The push for early adoption of the Law on Associations shall create a favorable legal framework and further promote the role of civil society organizations in fighting against corruption.

Improving mechanisms for receiving and handling denunciations and protection of corruption whistleblowers

The legal provisions on the protection of whistleblowers disperses in too many legal documents with different legal effect; these provisions are deemed fundamental, rather than the specific, clear and guiding regulations. Therefore, there is an urgent need to establish or specifically assign a competent and specialized authority in charge of protecting whistleblowers and continue to improving procedures for handling the request of protection from whistleblowers and applying specific measures to protect their relative, property, honor, dignity, work, health and their lives.

In Vietnam and other countries in the world, anonymous denunciations made up of a considerable percentage and regarded as an important source of information.
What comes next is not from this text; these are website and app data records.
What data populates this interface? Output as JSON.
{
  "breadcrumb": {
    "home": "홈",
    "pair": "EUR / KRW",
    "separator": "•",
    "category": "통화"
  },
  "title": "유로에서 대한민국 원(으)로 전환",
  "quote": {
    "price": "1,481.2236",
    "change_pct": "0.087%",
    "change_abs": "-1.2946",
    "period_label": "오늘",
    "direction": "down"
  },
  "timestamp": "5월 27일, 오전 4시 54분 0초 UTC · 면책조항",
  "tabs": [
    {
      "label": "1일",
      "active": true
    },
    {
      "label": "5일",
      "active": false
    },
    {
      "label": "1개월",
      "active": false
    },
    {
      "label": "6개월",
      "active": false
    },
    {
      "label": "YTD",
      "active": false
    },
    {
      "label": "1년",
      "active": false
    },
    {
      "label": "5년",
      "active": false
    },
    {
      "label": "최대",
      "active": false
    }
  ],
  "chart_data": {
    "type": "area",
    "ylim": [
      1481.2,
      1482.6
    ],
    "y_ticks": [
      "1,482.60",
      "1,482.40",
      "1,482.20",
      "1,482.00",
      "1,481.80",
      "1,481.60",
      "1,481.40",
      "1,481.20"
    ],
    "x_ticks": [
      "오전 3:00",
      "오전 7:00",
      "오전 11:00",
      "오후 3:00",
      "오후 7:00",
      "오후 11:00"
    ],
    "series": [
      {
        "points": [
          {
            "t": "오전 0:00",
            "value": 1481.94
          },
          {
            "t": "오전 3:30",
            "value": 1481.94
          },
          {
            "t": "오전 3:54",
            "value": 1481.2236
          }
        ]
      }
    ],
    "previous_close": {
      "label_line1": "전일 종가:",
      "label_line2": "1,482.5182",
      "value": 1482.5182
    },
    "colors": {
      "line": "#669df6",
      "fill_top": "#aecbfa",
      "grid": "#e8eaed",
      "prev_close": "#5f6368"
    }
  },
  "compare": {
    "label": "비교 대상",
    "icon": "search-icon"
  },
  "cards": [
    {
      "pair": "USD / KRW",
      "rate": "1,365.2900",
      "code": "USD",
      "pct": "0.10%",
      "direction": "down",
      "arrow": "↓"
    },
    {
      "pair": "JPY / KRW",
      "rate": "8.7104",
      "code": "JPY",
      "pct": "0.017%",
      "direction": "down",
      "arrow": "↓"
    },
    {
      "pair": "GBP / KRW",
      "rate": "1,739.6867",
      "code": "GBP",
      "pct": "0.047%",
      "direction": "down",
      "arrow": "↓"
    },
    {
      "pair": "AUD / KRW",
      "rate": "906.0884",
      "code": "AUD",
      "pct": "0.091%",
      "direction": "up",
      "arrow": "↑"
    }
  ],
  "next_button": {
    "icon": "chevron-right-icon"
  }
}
Solving or not solving denunciations in which the names and addresses of the denouncers remained unknown is a complex issue. In order to solve these problems, the law should classify the anonymous denunciations into categories: not considered, subject to handle and may be handled.

Besides, Vietnam Journalist Association should also have mechanisms and specific measures to promote and protect those journalists who have been bravely fighting against corruption; report objectively, promptly and effectively on corruption cases.
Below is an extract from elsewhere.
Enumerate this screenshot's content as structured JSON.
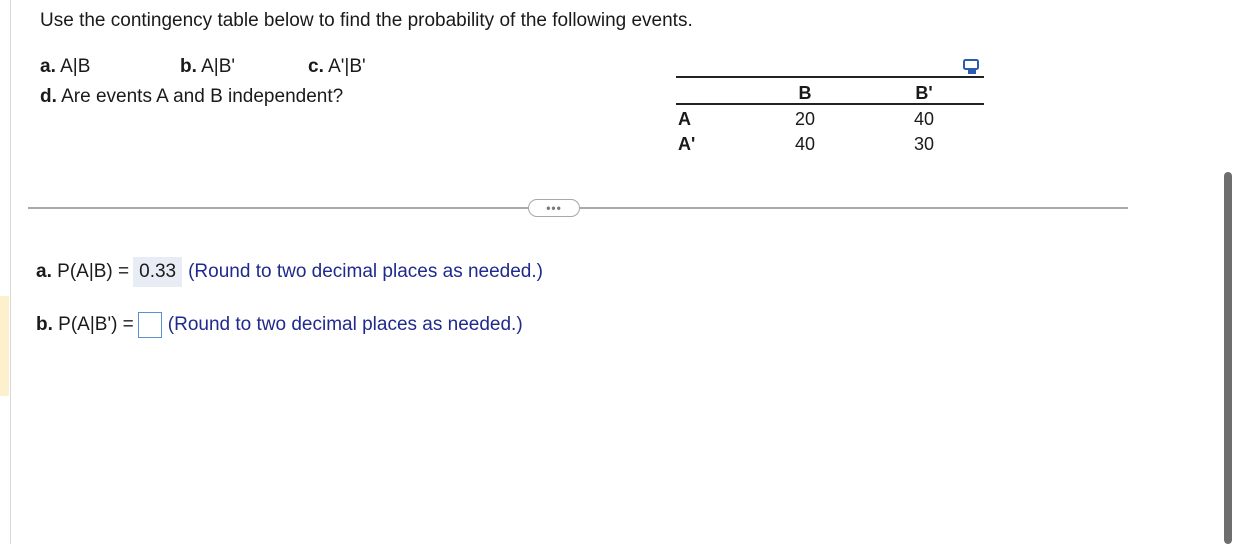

Promoting the development of the Anti-corruption culture in the political system and in all-people

One of the important and urgent requirements is to institutionalize and strictly implement the provisions of responding to citizens’ comments, recommendations and reflections related to corruption; timely notify the results of the denunciation handling to the denouncers and concerned people. Thus, people will send their comments to the right place, avoiding sending to the echelons higher than the law-prescribed ones, meandering and overlapping. At the same time, people trust in the handling of complaints, petitions, denunciation of acts of corrupt will be strengthened.

Besides, the responsibilities of the heads of state agencies to account for their authorized powers in receiving and handling complaints and denunciations of corruption should be stipulated.

Enterprises establish and practice a fair and corruption-free business culture; develop, adopt and implement code of conduct for officers and employees, staff; develop and implement supervision mechanism and internal anti-corruption system.

Continue to promote and diversify forms of communication with innovative, flexible contents on policies, laws and the actual work of anti-corruption to citizens, raising awareness of defense and proactively take actions against corruption. In particular, integrity education for the youth should be taken into account to ensure the efficiency and sustainability in anti-corruption.

(*) The article was written by TT and first published in Vietnam Law magazine and Legal Forum on April, 26th, 2016 

[i] Special legal dissemination issue No. 09/2010, the United Nations Convention on Anti-Corruption in relation to the anti-corruption law in Vietnam Session, Hanoi – 2010.

[ii] Colonel, Dr. Tran Van Luyen, The actual situation of the implementation, compliance of the UN Convention against Corruption in Vietnam and a number of recommendations, at http://tks.edu.vn/WebThongTinKhoaHoc/Detail/2?idMenu=120 [Access 08 April 2016].

[iii] Cecodes, Anti-Corruption in Vietnam: What can be seen after two years of the implementation of the Law?, 2008 pg.33.

[iv] Cecodes, Anti-Corruption in Vietnam: What can be seen after two years of the implementation of the Law?, 2008 pg.35.

[v] Voice of Vietnam online newspaper, “70% of enterprises in Vietnam needs personal relationships and connections to access the relevant information held by the state agencies”, dated 11 May 2015 at (http://vov.vn/kinh-te/70-doanh-nghiep-can-quan-he-ca-nhan-de-tiep-can-thong-tin-nha-nuoc-400302.vov) [access 12 April 2016].

[vi] Towards Transparency (TT), Transparency International (TI)’s national contact in Vietnam, 2013 Global Corruption Barometer – Views and Experiences from Vietnamese citizens.